§ Data supplied:
....................

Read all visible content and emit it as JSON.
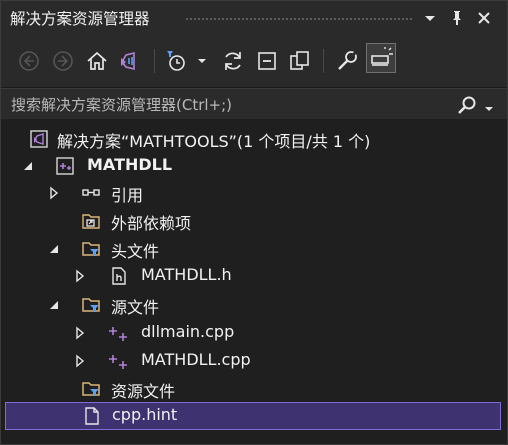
{
  "window": {
    "title": "解决方案资源管理器"
  },
  "title_buttons": [
    "chevron-down-icon",
    "pin-icon",
    "close-icon"
  ],
  "toolbar": {
    "icons": [
      "back-icon",
      "forward-icon",
      "home-icon",
      "switch-views-icon",
      "pending-changes-filter-icon",
      "sync-icon",
      "collapse-all-icon",
      "show-all-files-icon",
      "properties-icon",
      "preview-selected-icon"
    ]
  },
  "search": {
    "placeholder": "搜索解决方案资源管理器(Ctrl+;)"
  },
  "tree": {
    "solution": "解决方案“MATHTOOLS”(1 个项目/共 1 个)",
    "project": "MATHDLL",
    "references": "引用",
    "external_deps": "外部依赖项",
    "header_files": "头文件",
    "header_file_1": "MATHDLL.h",
    "source_files": "源文件",
    "source_file_1": "dllmain.cpp",
    "source_file_2": "MATHDLL.cpp",
    "resource_files": "资源文件",
    "hint_file": "cpp.hint"
  },
  "colors": {
    "accent": "#7f6ad6",
    "selection": "#3e3271",
    "folder": "#dcb67a",
    "vs_purple": "#b180d7"
  }
}
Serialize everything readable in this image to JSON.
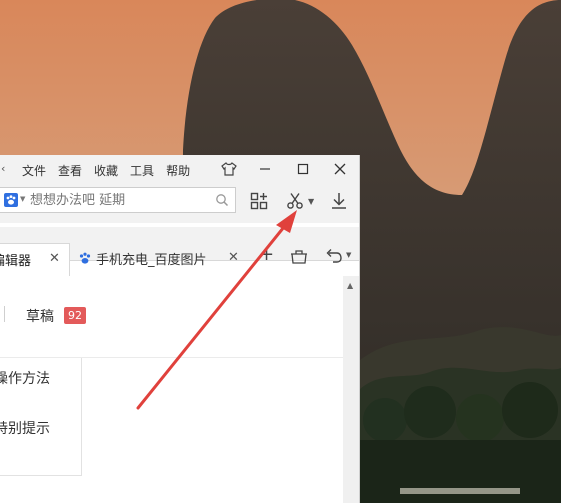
{
  "menu": {
    "chevron_glyph": "‹",
    "items": [
      "文件",
      "查看",
      "收藏",
      "工具",
      "帮助"
    ]
  },
  "search": {
    "engine_icon": "baidu-paw-icon",
    "placeholder": "想想办法吧 延期"
  },
  "toolbar": {
    "icons": [
      "apps-grid-icon",
      "scissors-icon",
      "chevron-down-icon",
      "download-icon"
    ]
  },
  "tabs": {
    "active_title": "编辑器",
    "second_title": "手机充电_百度图片",
    "close_glyph": "✕",
    "new_tab_glyph": "+"
  },
  "content": {
    "drafts_label": "草稿",
    "drafts_count": "92",
    "list_items": [
      "操作方法",
      "特别提示"
    ]
  },
  "colors": {
    "badge": "#e35a5a",
    "annotation_arrow": "#e0413c",
    "chrome": "#f2f2f2",
    "baidu_blue": "#2f6fe0"
  }
}
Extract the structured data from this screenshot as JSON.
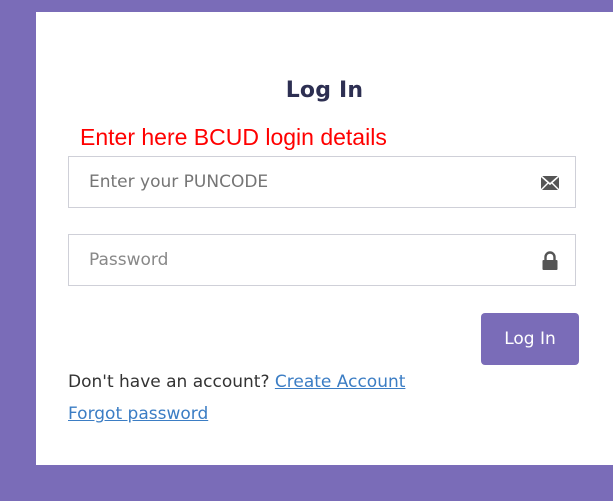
{
  "login": {
    "title": "Log In",
    "annotation": "Enter here BCUD login details",
    "username_placeholder": "Enter your PUNCODE",
    "password_placeholder": "Password",
    "submit_label": "Log In",
    "no_account_text": "Don't have an account?",
    "create_account_label": "Create Account",
    "forgot_password_label": "Forgot password"
  },
  "icons": {
    "username": "envelope-icon",
    "password": "lock-icon"
  },
  "colors": {
    "background": "#7a6cb8",
    "button": "#7a6cb8",
    "title": "#2d2f52",
    "annotation": "#ff0000",
    "link": "#3b7dc4"
  }
}
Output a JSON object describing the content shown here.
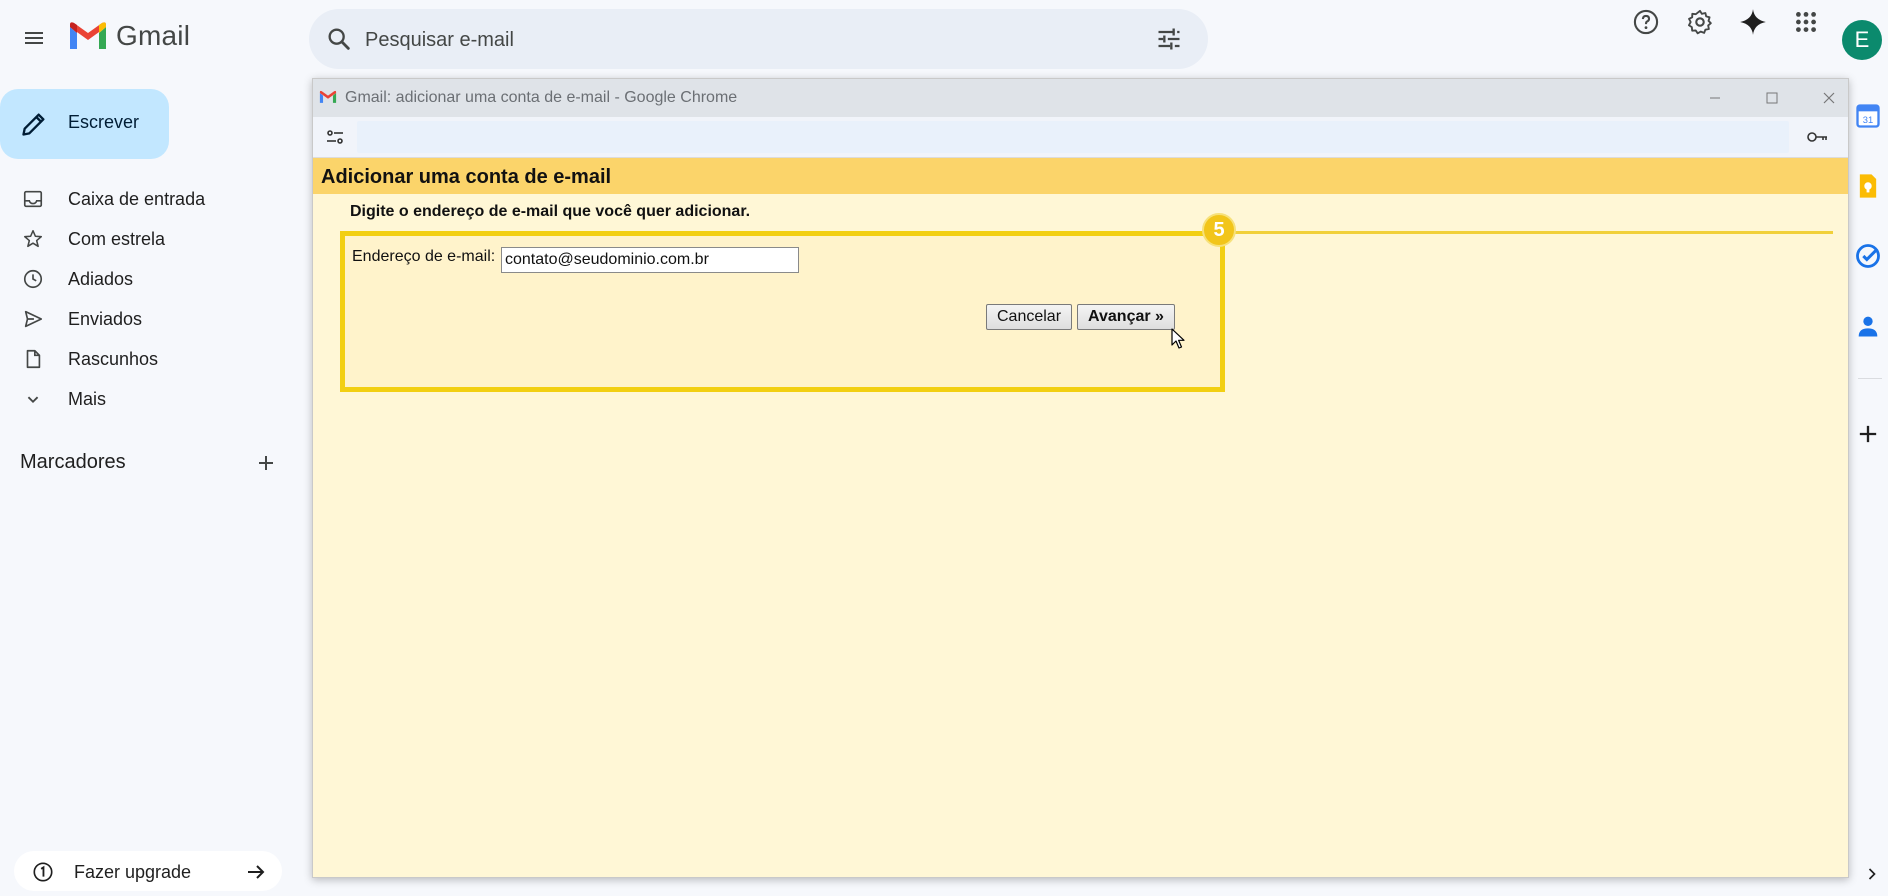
{
  "app": {
    "name": "Gmail",
    "search_placeholder": "Pesquisar e-mail",
    "avatar_letter": "E",
    "accent": "#c2e7ff"
  },
  "sidebar": {
    "compose_label": "Escrever",
    "items": [
      {
        "label": "Caixa de entrada",
        "icon": "inbox-icon"
      },
      {
        "label": "Com estrela",
        "icon": "star-icon"
      },
      {
        "label": "Adiados",
        "icon": "clock-icon"
      },
      {
        "label": "Enviados",
        "icon": "send-icon"
      },
      {
        "label": "Rascunhos",
        "icon": "draft-icon"
      },
      {
        "label": "Mais",
        "icon": "chevron-down-icon"
      }
    ],
    "labels_heading": "Marcadores",
    "upgrade_label": "Fazer upgrade"
  },
  "popup": {
    "window_title": "Gmail: adicionar uma conta de e-mail - Google Chrome",
    "page_title": "Adicionar uma conta de e-mail",
    "instruction": "Digite o endereço de e-mail que você quer adicionar.",
    "step_number": "5",
    "field_label": "Endereço de e-mail:",
    "email_value": "contato@seudominio.com.br",
    "cancel_label": "Cancelar",
    "next_label": "Avançar »",
    "header_color": "#fbd46a",
    "highlight_color": "#f2cf12"
  }
}
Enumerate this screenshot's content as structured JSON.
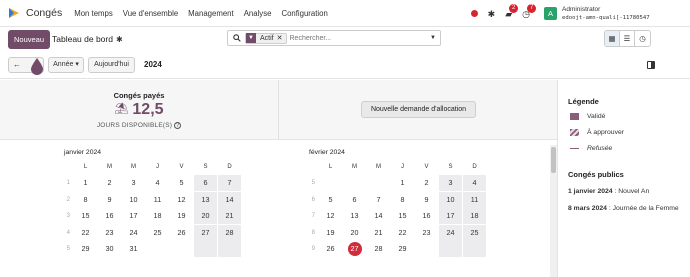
{
  "navbar": {
    "app_name": "Congés",
    "menu": [
      "Mon temps",
      "Vue d'ensemble",
      "Management",
      "Analyse",
      "Configuration"
    ],
    "badges": {
      "chat": "2",
      "activities": "7"
    },
    "avatar_letter": "A",
    "user_name": "Administrator",
    "user_db": "edoojt-amn-quali[-11780547"
  },
  "control_panel": {
    "new_label": "Nouveau",
    "breadcrumb": "Tableau de bord",
    "search_facet": "Actif",
    "search_placeholder": "Rechercher...",
    "scale_label": "Année",
    "today_label": "Aujourd'hui",
    "year": "2024"
  },
  "dashboard": {
    "leave_type": "Congés payés",
    "leave_value": "12,5",
    "leave_caption": "JOURS DISPONIBLE(S)",
    "allocation_button": "Nouvelle demande d'allocation"
  },
  "calendar": {
    "weekdays": [
      "L",
      "M",
      "M",
      "J",
      "V",
      "S",
      "D"
    ],
    "months": [
      {
        "title": "janvier 2024",
        "weeks": [
          {
            "num": "1",
            "days": [
              "1",
              "2",
              "3",
              "4",
              "5",
              "6",
              "7"
            ]
          },
          {
            "num": "2",
            "days": [
              "8",
              "9",
              "10",
              "11",
              "12",
              "13",
              "14"
            ]
          },
          {
            "num": "3",
            "days": [
              "15",
              "16",
              "17",
              "18",
              "19",
              "20",
              "21"
            ]
          },
          {
            "num": "4",
            "days": [
              "22",
              "23",
              "24",
              "25",
              "26",
              "27",
              "28"
            ]
          },
          {
            "num": "5",
            "days": [
              "29",
              "30",
              "31",
              "",
              "",
              "",
              ""
            ]
          }
        ]
      },
      {
        "title": "février 2024",
        "weeks": [
          {
            "num": "5",
            "days": [
              "",
              "",
              "",
              "1",
              "2",
              "3",
              "4"
            ]
          },
          {
            "num": "6",
            "days": [
              "5",
              "6",
              "7",
              "8",
              "9",
              "10",
              "11"
            ]
          },
          {
            "num": "7",
            "days": [
              "12",
              "13",
              "14",
              "15",
              "16",
              "17",
              "18"
            ]
          },
          {
            "num": "8",
            "days": [
              "19",
              "20",
              "21",
              "22",
              "23",
              "24",
              "25"
            ]
          },
          {
            "num": "9",
            "days": [
              "26",
              "27",
              "28",
              "29",
              "",
              "",
              ""
            ]
          }
        ],
        "today": "27"
      }
    ]
  },
  "side_panel": {
    "legend_title": "Légende",
    "legend": {
      "valid": "Validé",
      "to_approve": "À approuver",
      "refused": "Refusée"
    },
    "holidays_title": "Congés publics",
    "holidays": [
      {
        "date": "1 janvier 2024",
        "name": " : Nouvel An"
      },
      {
        "date": "8 mars 2024",
        "name": " : Journée de la Femme"
      }
    ]
  },
  "colors": {
    "brand": "#714b67",
    "today": "#d02c3b",
    "systray_red": "#d9232d"
  }
}
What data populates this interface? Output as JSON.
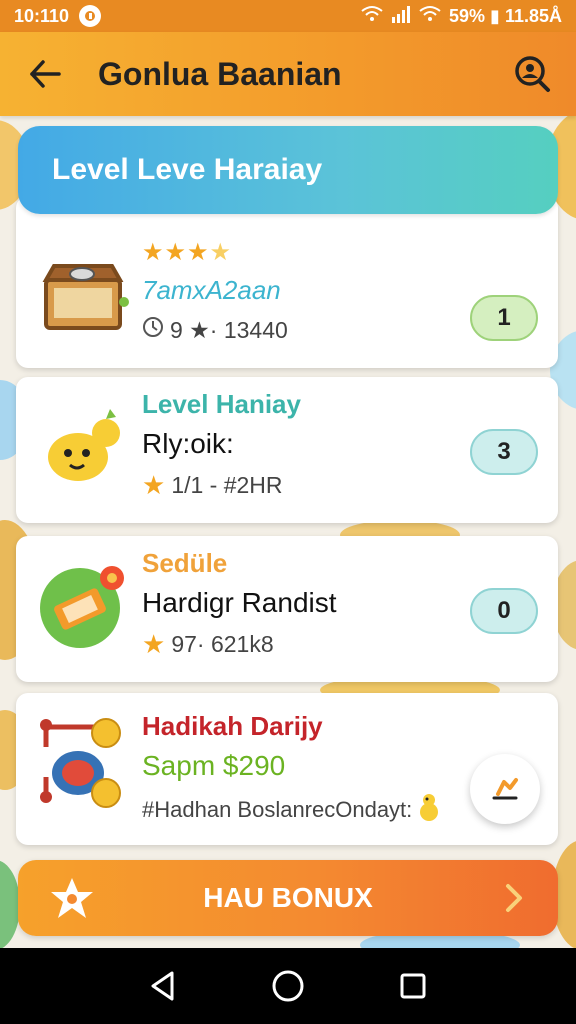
{
  "status_bar": {
    "time": "10:110",
    "right_text": "59% ▮ 11.85Å"
  },
  "app_bar": {
    "title": "Gonlua Baanian"
  },
  "banner": {
    "title": "Level Leve Haraiay"
  },
  "cards": [
    {
      "stars": 4,
      "line1": "7amxA2aan",
      "line2": "",
      "meta": "9 ★· 13440",
      "pill": "1",
      "line1_color": "#3cb4cf",
      "pill_bg": "#d5efc0",
      "pill_border": "#9ed27a"
    },
    {
      "line1": "Level Haniay",
      "line2": "Rly:oik:",
      "meta": "1/1 - #2HR",
      "pill": "3",
      "line1_color": "#3cb4aa",
      "pill_bg": "#cdeeed",
      "pill_border": "#8fd3d3"
    },
    {
      "line1": "Sedüle",
      "line2": "Hardigr Randist",
      "meta": "97· 621k8",
      "pill": "0",
      "line1_color": "#f0a23a",
      "pill_bg": "#cdeeed",
      "pill_border": "#8fd3d3"
    },
    {
      "line1": "Hadikah Darijy",
      "line2": "Sapm $290",
      "meta": "#Hadhan BoslanrecOndayt:",
      "line1_color": "#c4242a",
      "line2_color": "#6bb322"
    }
  ],
  "bonus_button": {
    "label": "HAU BONUX"
  },
  "colors": {
    "accent_orange": "#f39a2b",
    "banner_blue": "#43a9e6",
    "nav_black": "#000000"
  }
}
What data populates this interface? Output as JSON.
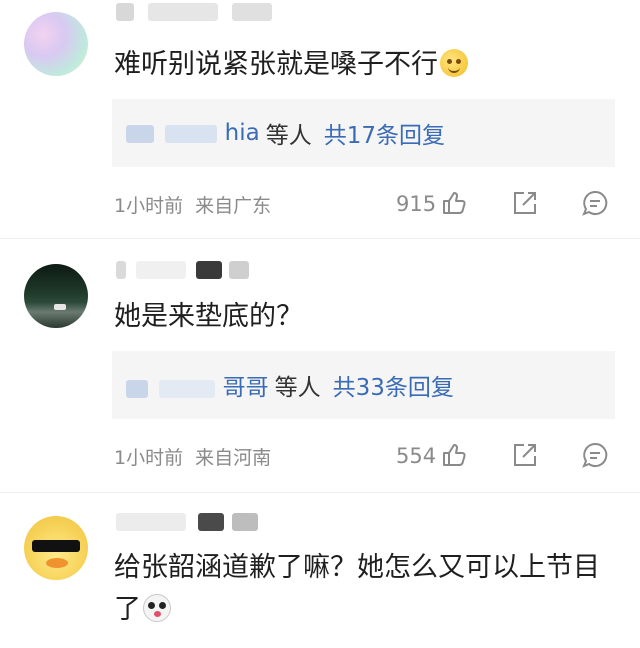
{
  "comments": [
    {
      "username": "T·心 叫·  ·  ·  · 1",
      "text": "难听别说紧张就是嗓子不行",
      "emoji": "smiling-face-emoji",
      "reply_names": "小··ia",
      "reply_names_visible": "ɑ  ₍ⅎ  hia",
      "reply_suffix": "等人",
      "reply_count": "共17条回复",
      "time": "1小时前",
      "location": "来自广东",
      "likes": "915"
    },
    {
      "username": "'                  ou",
      "text": "她是来垫底的？",
      "reply_names_visible": "周               哥哥",
      "reply_suffix": "等人",
      "reply_count": "共33条回复",
      "time": "1小时前",
      "location": "来自河南",
      "likes": "554"
    },
    {
      "username": "                  ·沉啊",
      "text": "给张韶涵道歉了嘛？她怎么又可以上节目了",
      "emoji": "panda-face-emoji"
    }
  ],
  "colors": {
    "link": "#3a6bb5",
    "meta": "#8a8a8a",
    "reply_bg": "#f5f5f5"
  }
}
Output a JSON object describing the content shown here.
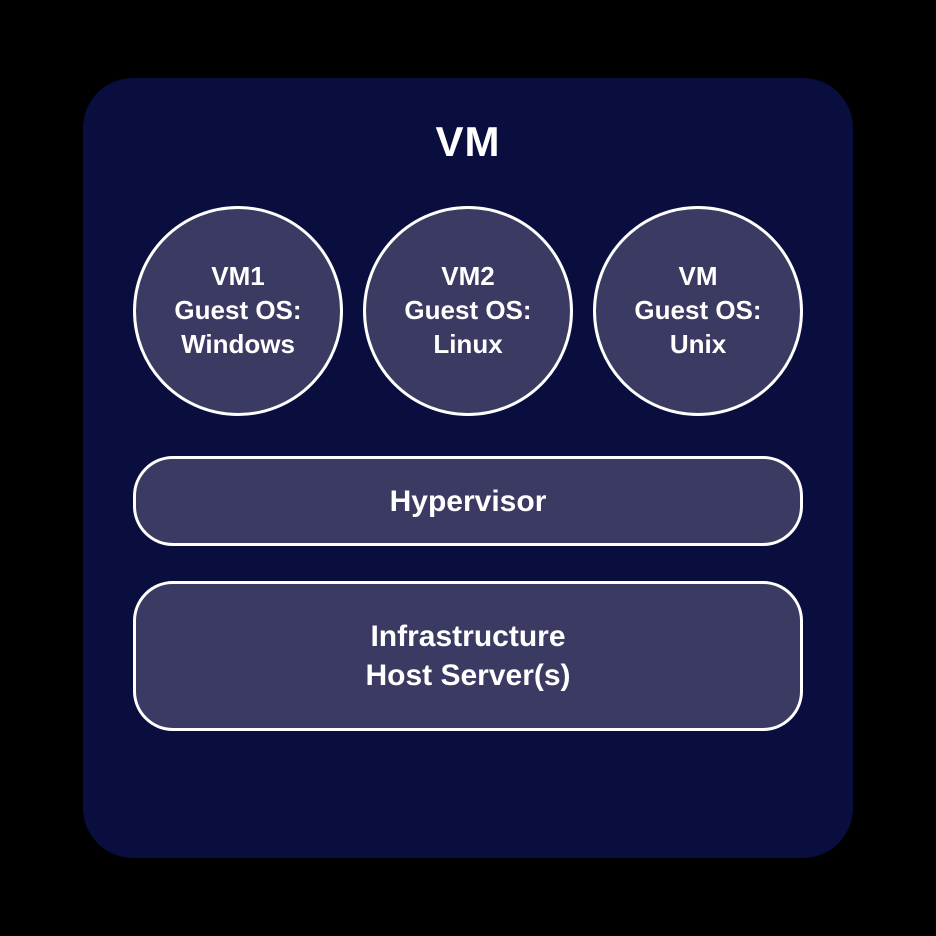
{
  "title": "VM",
  "vms": [
    {
      "name": "VM1",
      "guest_label": "Guest OS:",
      "os": "Windows"
    },
    {
      "name": "VM2",
      "guest_label": "Guest OS:",
      "os": "Linux"
    },
    {
      "name": "VM",
      "guest_label": "Guest OS:",
      "os": "Unix"
    }
  ],
  "hypervisor": {
    "label": "Hypervisor"
  },
  "infrastructure": {
    "line1": "Infrastructure",
    "line2": "Host Server(s)"
  }
}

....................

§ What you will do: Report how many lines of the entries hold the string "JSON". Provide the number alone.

§ Answer to the exercise: 8